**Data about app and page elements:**
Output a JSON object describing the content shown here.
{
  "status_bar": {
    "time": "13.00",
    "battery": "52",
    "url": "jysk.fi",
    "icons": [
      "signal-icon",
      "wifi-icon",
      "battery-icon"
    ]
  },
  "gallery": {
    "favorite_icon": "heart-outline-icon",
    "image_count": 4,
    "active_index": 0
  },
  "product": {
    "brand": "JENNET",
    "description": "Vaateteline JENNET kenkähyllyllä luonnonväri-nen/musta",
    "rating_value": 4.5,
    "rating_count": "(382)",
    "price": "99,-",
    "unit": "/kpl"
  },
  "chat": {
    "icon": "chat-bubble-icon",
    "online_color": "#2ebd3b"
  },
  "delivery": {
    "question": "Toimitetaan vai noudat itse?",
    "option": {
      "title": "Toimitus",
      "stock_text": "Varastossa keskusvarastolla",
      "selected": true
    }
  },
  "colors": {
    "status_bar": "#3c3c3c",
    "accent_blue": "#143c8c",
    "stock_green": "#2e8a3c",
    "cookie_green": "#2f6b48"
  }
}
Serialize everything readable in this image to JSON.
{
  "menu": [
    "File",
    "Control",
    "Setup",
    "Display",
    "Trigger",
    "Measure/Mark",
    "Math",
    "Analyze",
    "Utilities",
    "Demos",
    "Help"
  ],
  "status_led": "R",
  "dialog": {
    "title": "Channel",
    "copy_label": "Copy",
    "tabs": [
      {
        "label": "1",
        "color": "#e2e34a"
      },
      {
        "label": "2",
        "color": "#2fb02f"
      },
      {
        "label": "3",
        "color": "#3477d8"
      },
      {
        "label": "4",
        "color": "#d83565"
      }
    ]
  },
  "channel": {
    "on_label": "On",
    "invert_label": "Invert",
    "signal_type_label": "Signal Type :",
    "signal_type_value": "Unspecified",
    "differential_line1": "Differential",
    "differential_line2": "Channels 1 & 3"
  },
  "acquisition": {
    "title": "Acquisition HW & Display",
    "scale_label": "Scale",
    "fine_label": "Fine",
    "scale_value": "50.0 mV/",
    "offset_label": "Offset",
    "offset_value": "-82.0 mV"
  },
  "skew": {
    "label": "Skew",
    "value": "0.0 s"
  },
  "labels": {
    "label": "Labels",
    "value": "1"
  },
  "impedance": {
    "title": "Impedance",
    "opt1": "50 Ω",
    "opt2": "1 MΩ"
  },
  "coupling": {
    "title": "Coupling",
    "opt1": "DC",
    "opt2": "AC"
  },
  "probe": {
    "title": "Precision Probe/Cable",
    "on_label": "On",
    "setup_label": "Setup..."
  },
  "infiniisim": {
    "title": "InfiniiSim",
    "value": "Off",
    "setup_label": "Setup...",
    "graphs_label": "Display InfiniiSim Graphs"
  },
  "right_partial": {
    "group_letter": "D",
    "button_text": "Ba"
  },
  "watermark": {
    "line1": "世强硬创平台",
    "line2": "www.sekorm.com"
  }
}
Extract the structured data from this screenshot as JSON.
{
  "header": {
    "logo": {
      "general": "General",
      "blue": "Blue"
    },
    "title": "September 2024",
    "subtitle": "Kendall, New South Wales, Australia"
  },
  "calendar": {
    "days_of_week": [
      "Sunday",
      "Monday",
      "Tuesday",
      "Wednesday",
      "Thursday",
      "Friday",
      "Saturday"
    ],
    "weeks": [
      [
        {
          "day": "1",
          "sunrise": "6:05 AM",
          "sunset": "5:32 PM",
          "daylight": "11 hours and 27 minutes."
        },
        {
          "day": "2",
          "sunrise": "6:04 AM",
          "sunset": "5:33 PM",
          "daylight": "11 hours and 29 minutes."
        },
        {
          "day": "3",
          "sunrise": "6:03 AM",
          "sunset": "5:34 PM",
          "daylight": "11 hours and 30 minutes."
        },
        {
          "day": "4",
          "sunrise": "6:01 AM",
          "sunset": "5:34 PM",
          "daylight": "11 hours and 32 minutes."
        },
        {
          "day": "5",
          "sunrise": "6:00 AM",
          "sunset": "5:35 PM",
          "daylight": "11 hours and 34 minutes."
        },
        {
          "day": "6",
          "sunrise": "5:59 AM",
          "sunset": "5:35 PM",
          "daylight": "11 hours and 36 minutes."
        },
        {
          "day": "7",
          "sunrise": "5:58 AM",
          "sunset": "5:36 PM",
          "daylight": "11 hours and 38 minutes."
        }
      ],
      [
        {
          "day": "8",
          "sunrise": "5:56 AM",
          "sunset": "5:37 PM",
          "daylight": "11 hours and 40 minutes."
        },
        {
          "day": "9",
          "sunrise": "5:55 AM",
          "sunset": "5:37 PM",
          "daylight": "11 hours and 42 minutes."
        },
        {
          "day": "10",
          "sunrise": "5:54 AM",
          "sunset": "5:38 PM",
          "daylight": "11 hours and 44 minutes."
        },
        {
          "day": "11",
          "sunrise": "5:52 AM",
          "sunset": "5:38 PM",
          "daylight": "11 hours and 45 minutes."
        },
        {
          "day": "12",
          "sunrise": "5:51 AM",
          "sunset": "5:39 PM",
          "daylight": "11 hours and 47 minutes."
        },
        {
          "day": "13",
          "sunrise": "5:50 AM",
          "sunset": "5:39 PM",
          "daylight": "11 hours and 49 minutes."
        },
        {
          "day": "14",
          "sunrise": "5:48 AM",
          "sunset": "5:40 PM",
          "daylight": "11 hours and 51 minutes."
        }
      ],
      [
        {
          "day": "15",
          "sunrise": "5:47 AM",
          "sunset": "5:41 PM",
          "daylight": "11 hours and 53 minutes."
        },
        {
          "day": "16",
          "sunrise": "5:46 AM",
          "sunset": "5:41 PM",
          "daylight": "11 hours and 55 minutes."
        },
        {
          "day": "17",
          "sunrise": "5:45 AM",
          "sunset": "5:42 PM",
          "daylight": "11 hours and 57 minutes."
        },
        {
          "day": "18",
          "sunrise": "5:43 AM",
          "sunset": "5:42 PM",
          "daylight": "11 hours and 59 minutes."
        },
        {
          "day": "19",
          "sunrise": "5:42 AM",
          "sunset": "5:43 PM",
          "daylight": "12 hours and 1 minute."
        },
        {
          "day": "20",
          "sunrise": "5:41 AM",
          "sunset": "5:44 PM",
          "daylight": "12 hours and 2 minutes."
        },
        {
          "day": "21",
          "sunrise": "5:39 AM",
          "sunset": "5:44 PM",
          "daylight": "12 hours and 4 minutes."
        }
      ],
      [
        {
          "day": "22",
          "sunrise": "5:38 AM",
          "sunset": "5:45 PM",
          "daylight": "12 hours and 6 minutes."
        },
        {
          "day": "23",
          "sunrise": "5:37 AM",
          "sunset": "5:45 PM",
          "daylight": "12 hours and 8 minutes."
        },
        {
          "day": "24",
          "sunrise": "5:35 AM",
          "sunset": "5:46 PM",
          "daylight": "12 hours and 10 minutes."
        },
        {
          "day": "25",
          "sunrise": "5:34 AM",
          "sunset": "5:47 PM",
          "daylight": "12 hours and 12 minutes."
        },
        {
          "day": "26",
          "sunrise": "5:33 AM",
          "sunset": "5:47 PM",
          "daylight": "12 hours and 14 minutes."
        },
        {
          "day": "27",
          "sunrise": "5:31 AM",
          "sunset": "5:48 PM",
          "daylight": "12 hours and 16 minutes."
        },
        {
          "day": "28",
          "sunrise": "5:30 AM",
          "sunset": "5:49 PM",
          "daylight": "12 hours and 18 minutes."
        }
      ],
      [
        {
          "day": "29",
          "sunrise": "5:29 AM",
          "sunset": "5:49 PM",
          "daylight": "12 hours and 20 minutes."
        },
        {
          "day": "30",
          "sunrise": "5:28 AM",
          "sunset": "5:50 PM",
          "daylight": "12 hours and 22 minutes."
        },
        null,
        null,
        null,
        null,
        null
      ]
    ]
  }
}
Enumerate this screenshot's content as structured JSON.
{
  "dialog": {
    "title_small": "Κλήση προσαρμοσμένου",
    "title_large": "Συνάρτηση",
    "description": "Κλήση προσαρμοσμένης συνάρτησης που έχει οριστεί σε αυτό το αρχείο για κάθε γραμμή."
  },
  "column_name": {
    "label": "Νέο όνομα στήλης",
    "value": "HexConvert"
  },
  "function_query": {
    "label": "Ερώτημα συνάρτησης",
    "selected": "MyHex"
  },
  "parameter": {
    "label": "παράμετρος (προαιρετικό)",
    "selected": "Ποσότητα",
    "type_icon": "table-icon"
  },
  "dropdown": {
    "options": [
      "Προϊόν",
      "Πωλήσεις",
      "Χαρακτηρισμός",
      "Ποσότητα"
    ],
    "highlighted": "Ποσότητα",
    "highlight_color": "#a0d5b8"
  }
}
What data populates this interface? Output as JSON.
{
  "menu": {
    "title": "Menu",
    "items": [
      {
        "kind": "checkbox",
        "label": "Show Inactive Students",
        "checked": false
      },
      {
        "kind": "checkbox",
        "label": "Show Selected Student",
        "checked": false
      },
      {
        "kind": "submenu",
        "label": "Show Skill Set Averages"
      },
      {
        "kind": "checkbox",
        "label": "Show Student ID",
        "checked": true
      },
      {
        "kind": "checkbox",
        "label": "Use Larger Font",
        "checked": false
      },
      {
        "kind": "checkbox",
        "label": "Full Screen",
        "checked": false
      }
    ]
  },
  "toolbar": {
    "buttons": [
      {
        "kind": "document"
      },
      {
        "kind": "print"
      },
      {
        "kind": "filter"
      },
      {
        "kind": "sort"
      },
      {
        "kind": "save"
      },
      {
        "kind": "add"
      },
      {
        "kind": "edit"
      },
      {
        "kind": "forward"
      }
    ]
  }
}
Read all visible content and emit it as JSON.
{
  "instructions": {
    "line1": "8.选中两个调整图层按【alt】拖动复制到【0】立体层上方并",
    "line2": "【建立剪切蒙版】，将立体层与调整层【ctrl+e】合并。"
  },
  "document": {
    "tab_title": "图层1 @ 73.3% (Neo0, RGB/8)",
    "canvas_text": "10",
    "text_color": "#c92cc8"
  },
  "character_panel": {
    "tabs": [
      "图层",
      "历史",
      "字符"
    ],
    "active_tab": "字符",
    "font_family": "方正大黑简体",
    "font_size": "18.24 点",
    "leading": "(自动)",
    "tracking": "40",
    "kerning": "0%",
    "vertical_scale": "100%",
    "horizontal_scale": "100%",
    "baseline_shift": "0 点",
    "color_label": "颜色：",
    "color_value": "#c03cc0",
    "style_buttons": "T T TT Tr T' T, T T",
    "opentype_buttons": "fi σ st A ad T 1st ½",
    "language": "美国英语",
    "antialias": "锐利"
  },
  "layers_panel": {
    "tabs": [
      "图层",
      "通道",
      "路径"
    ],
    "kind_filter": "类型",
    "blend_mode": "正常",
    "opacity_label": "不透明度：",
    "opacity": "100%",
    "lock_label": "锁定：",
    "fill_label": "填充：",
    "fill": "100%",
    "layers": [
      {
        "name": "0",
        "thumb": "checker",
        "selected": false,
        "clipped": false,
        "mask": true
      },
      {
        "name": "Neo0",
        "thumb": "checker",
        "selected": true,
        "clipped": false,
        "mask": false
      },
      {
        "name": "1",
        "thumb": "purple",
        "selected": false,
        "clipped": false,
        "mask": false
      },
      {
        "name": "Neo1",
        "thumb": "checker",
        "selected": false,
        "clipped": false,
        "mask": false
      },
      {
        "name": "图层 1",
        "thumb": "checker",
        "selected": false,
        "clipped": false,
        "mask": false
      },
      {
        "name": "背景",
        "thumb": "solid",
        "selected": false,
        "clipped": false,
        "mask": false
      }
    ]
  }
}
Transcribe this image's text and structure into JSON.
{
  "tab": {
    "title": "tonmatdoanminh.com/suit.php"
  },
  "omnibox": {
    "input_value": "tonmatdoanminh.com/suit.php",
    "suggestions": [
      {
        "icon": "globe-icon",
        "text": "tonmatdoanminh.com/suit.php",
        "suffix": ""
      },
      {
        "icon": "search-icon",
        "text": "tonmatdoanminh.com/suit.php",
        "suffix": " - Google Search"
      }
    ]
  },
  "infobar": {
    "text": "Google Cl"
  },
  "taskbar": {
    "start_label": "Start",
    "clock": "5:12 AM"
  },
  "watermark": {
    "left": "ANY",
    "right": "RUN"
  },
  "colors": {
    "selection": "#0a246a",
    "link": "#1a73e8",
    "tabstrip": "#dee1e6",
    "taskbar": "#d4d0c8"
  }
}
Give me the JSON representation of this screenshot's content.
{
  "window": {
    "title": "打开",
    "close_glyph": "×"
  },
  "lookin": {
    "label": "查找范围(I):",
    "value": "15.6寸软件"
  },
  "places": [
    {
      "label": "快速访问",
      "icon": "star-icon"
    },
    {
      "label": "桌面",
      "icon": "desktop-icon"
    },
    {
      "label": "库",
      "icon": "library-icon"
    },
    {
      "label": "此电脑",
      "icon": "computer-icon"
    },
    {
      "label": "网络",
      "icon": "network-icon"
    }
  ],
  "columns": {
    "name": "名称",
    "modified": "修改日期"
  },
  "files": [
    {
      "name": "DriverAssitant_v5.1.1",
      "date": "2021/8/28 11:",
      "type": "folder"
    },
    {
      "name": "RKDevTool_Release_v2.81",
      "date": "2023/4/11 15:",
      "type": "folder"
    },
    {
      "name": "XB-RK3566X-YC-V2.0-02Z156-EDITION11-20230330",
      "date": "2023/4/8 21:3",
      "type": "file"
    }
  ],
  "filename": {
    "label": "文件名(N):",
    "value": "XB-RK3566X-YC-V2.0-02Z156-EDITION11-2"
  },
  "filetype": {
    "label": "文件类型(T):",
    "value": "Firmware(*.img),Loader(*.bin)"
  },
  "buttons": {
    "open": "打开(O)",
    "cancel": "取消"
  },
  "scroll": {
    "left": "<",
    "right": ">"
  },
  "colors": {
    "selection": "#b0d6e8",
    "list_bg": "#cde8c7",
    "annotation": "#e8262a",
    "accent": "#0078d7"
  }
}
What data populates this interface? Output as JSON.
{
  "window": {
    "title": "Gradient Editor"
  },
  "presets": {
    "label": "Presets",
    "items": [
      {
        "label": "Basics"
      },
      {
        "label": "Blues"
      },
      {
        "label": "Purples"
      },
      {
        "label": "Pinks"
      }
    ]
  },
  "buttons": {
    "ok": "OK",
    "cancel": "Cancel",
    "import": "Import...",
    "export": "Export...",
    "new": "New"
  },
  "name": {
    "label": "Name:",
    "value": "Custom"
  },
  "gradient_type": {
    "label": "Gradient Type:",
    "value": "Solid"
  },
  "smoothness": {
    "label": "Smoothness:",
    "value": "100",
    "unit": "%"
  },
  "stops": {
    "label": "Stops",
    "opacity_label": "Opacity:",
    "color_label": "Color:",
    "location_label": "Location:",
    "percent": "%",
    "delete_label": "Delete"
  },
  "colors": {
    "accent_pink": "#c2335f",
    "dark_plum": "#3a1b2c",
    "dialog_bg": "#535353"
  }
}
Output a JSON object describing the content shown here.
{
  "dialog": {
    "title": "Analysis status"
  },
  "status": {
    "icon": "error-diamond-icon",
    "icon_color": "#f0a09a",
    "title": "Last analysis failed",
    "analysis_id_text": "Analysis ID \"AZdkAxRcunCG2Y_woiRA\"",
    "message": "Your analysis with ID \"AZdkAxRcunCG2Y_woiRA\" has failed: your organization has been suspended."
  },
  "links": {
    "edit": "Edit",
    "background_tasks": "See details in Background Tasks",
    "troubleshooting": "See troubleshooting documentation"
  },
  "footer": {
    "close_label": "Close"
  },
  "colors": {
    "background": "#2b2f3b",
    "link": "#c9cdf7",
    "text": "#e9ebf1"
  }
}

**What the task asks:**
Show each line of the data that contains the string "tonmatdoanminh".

**Worked solution:**
    "title": "tonmatdoanminh.com/suit.php"
    "input_value": "tonmatdoanminh.com/suit.php",
        "text": "tonmatdoanminh.com/suit.php",
        "text": "tonmatdoanminh.com/suit.php",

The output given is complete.